That being said, external forces don’t always need to be person-shaped. Jaws is perfect example of a non-human antagonist, as well as aliens. This removes the layer of direct communication, making any attempts at reasoning and rationale nearly impossible. This provides a sense of futility and hopelessness to the protagonist’s actions, and works well in horror or thriller genres.
Environmental forces go one step further from animals, because there is absolutely no discourse to be had with the environment. These are things like disaster movies such as Twister, or apocalyptic movies such as Armageddon or The Day After Tomorrow. There is no mercy, rhyme or reason to environmental antagonistic forces. In most cases, the protagonists’ motivation is to simply survive, or to at least take control of what he or she can so that the damage is minimized (for example, Atreyu in the Neverending Story and his struggle against The Nothing). In these cases, you will notice that many stories utilize a ‘secondary’ villain of sorts, who will be a tangible external force that gives the audience a ‘face to hate’ (In Lord of the Rings, as Sauron is physically absent to the point that he can almost be considered an environmental antagonistic force, we have a number of these secondary foils that the protagonists can face off against, such as Gollum).

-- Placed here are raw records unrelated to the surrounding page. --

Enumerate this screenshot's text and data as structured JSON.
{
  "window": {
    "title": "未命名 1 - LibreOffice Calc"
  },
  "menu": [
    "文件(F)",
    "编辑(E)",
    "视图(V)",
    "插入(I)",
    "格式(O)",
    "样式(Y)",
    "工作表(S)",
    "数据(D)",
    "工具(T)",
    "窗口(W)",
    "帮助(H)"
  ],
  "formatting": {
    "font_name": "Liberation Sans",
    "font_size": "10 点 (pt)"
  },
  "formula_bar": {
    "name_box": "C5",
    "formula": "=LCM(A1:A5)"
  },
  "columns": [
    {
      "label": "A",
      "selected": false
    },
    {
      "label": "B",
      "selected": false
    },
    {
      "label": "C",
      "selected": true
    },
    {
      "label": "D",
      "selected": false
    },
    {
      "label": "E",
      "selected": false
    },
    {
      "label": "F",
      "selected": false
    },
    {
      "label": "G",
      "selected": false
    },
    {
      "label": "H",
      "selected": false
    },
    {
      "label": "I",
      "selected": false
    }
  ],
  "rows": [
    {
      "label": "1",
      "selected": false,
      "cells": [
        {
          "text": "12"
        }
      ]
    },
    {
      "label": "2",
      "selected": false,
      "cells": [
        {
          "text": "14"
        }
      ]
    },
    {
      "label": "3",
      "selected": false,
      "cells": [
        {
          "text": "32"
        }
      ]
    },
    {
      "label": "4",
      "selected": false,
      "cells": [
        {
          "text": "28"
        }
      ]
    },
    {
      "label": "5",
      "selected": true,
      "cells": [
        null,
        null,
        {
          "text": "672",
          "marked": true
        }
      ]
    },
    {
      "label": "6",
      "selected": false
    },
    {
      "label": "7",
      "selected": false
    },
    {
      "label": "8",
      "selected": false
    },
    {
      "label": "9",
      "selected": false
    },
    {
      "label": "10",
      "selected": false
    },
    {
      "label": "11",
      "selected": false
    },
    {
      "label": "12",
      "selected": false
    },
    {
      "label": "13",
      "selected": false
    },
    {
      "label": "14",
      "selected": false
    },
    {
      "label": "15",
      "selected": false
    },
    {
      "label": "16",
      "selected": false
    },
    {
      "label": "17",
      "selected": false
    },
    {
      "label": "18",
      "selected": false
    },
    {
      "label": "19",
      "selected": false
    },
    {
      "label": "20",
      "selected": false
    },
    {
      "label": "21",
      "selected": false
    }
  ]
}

And lastly, we have Internal forces. This is the trickiest one to pull off as it is by nature difficult to define and manifest on the page or screen, but when it is done well can be the most effective antagonistic force of all. Put simply, it is the protagonist’s own personal antagonist, their nagging doubt that psychologically impedes them from succeeding. That’s why I like the Biochemistry definition of ‘interfering with or inhibiting the physiological action of another’, because it fits the idea of Internal antagonistic force perfectly. In Spiderman 2, who was the real villain? Doctor Octavius? No, he was definitely secondary in that film. The real antagonistic force was Peter Parker’s own self-doubt, his increasing belief that he was no longer worthy or wanting of the Spiderman role. Frodo’s journey to Mount Doom would have felt empty and meaningless if he had never doubted he’d make it or have the strength to let go of the ring.
Protagonist’s fighting their own personal demons can be extremely difficult to pull off, because you will need to have a flawed protagonist in the first place, a chink in the armor which will be exploited. Furthermore, showing the development of this inner conflict can be tricky, so that the development feels natural and smooth up until the crisis point where the protagonist effectively has a showdown with themselves. But if you can pull it off, this creates a dramatic tension that the other two types of antagonist force cannot rival.
Not that you are hemmed in by just one type, mind you. You can one of each in your story. The Matrix, for example, has Agent Smith as an external force, yet he is arguably the face of the environmental force that is the Matrix itself. At the same time you have Neo’s self-doubt that he is the one.
There’s actually a lot of leg room and freedom of interpretation, when you think about the different types of these antagonistic forces. As long as it serves as an obstacle to your protagonist that pushes them outside of their comfort zone and forces them to act in order to succeed, rather than simply coast, then that results in a satisfying and meaningful conflict. But more on that in part Two!